I don’t have any secrets to share on writing the perfect masterpiece. I’m still trying to figure out what they are. The truth is, though, there might not be any secret doors to unlock the perfect article or feature. The best words might just fly out of our fingertips naturally and combine into gorgeous sentences. If that’s it, then it’s beautiful. But I don’t know yet. I might not never know. Until then, I’ll let the ellipses do the work…

Here And There

 

The term “boomerang” doesn’t just refer to a piece of sports equipment or a sister channel of Cartoon Network that plays reruns of “The Flintstones.” Today, “boomerang” is what my fellow Generation Y-ers have to endure after they graduate from college. One minute, they’re far, far away from home in the gated communities we call “college,” and before they can blink, they’re handed a piece of heavy paper delicately decorated in calligraphy, which serves as their ticket back to sleeping on the second floor of their cape-style houses in their hometown.

The house I lived in was the house that built me. Miranda Lambert doesn’t lie. But I’ve been fortunate enough to have the experience of attending college in the greatest city on earth (other than Paris) (which, by the way, I’m working on) and while it increases judgment among many attributes, it would be rude of me to take this opportunity for granted.

I don’t know what any of my situations will be when I graduate, whether it be socially or professionally. But what I may not be able to avoid is this boomerang effect. While many of my high school classmates may be excited to return home after our college graduations, it’s not the most appealing to me. What are my benefits? Mom cooks, does the laundry, and pays for my Starbucks. And I can go to the mall.

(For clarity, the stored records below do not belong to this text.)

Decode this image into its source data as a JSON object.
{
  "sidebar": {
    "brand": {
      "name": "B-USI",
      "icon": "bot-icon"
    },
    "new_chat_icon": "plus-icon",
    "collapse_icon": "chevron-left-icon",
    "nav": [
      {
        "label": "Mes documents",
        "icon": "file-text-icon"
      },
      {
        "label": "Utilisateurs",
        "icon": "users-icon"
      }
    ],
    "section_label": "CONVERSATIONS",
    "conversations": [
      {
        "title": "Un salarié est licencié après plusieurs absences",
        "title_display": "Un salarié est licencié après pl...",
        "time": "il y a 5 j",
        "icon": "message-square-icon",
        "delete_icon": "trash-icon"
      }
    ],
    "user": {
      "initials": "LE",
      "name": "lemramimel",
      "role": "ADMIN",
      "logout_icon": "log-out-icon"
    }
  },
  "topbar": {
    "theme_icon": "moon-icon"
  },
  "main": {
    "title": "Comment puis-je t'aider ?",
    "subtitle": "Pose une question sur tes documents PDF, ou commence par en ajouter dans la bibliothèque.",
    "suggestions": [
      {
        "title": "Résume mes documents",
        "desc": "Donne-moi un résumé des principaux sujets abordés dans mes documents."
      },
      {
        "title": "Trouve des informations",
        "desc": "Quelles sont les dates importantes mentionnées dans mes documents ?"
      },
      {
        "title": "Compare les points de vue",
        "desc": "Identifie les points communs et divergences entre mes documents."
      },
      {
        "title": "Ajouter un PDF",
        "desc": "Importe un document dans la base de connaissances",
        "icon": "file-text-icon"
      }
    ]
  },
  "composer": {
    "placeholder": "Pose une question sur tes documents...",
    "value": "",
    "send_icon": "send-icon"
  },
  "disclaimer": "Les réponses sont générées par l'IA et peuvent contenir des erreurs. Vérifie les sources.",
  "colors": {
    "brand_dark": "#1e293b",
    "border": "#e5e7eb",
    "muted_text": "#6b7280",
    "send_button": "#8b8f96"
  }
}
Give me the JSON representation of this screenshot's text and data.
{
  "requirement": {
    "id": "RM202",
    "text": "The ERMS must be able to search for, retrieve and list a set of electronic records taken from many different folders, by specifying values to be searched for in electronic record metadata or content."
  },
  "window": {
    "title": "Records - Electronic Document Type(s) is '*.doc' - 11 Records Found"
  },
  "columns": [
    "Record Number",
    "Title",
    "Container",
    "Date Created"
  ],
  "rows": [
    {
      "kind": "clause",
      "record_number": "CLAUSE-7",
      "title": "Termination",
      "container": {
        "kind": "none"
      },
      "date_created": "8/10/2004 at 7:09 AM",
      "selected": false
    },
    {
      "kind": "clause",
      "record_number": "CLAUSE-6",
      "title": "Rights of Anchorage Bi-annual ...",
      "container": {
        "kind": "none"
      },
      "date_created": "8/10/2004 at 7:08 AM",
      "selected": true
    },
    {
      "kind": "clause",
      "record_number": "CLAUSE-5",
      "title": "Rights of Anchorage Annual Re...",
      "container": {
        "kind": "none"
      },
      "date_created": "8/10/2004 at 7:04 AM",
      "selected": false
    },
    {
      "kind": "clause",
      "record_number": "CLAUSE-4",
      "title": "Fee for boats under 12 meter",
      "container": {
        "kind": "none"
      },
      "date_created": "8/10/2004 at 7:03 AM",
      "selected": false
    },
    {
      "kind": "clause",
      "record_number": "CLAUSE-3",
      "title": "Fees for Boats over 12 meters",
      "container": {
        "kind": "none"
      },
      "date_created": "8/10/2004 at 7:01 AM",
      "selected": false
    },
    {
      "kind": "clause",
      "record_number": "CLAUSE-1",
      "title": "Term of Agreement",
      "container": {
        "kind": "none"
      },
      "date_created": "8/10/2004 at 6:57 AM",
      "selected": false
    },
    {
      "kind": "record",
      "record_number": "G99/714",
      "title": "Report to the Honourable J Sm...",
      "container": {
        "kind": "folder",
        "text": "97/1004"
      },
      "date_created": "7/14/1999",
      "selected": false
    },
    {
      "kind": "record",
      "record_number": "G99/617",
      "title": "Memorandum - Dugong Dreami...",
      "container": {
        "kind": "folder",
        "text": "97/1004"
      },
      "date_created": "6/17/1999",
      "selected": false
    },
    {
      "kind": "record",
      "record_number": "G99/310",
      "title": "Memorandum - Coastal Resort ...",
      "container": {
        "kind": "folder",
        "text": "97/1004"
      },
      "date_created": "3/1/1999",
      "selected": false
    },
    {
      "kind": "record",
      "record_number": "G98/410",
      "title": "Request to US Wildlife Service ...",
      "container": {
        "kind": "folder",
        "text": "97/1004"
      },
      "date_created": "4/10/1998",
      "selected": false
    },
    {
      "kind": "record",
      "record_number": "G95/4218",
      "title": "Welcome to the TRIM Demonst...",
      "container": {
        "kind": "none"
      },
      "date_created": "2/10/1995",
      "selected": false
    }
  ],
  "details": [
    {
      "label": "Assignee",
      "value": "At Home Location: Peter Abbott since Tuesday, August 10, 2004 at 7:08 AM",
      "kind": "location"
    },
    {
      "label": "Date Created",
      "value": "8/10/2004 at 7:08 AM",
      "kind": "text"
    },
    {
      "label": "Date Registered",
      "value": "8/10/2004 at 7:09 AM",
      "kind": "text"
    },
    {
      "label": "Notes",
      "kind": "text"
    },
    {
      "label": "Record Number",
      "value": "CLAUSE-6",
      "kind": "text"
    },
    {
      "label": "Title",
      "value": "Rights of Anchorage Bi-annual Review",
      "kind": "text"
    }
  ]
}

On one hand, sure, that’s all great. But from what I’ve experienced from going from living at home last summer to now living in NYC for this summer is that the boomerang may not be positive for my transition into true adulthood. It holds me back from growing – and I’ve grown so much this year. I don’t want to go back.

I’m used to cooking, doing my own laundry, and cleaning my own apartment. It’s almost second nature to me now. Yes, it may just be at the collegiate level as opposed to the “real world” level, like paying rent and electric bills (and credit card bills – *shudder*), but I think that I have a leg up on anyone that isn’t in my shoes and living here at 20 years old.

I love home. Home is great. But this room that I’m sitting in now that looks over a street in Chelsea has also become home to me. And when your apartment feels like home, you know you’re heading in the right direction. No boomeranging here, but maybe archery. I’m getting closer to the bullseye.